_What you should do_. Word for word, write the lines below out again, with no pictures.

_Extracted records_.
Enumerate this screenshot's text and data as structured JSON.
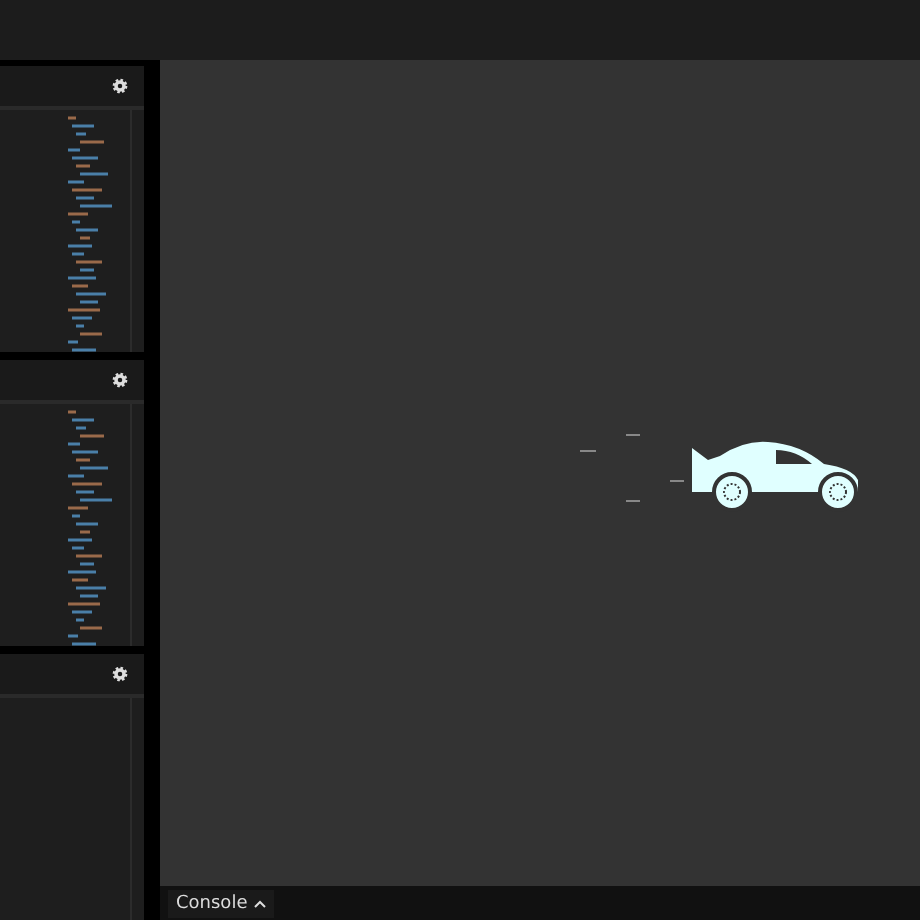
{
  "editors": [
    {
      "kind": "code"
    },
    {
      "kind": "code"
    },
    {
      "kind": "empty"
    }
  ],
  "console": {
    "label": "Console"
  }
}
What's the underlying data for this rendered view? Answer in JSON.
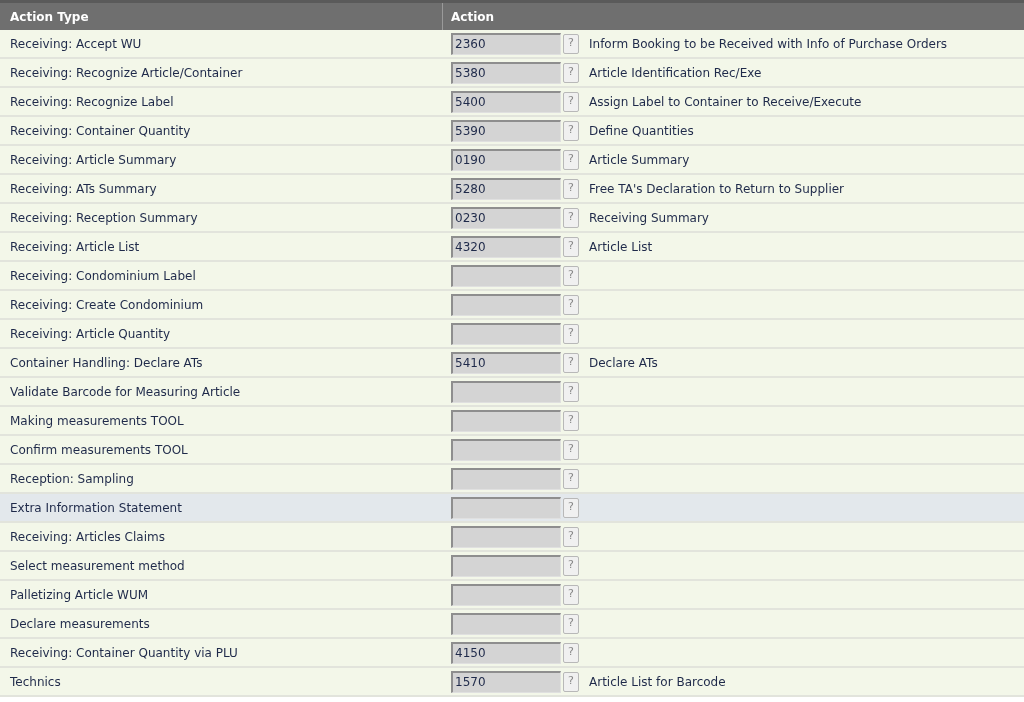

_Answer for the task_.
Enumerate this screenshot's text and data as structured JSON.
{
  "editors": [
    {
      "kind": "code"
    },
    {
      "kind": "code"
    },
    {
      "kind": "empty"
    }
  ],
  "console": {
    "label": "Console"
  }
}
What's the underlying data for this rendered view? Answer in JSON.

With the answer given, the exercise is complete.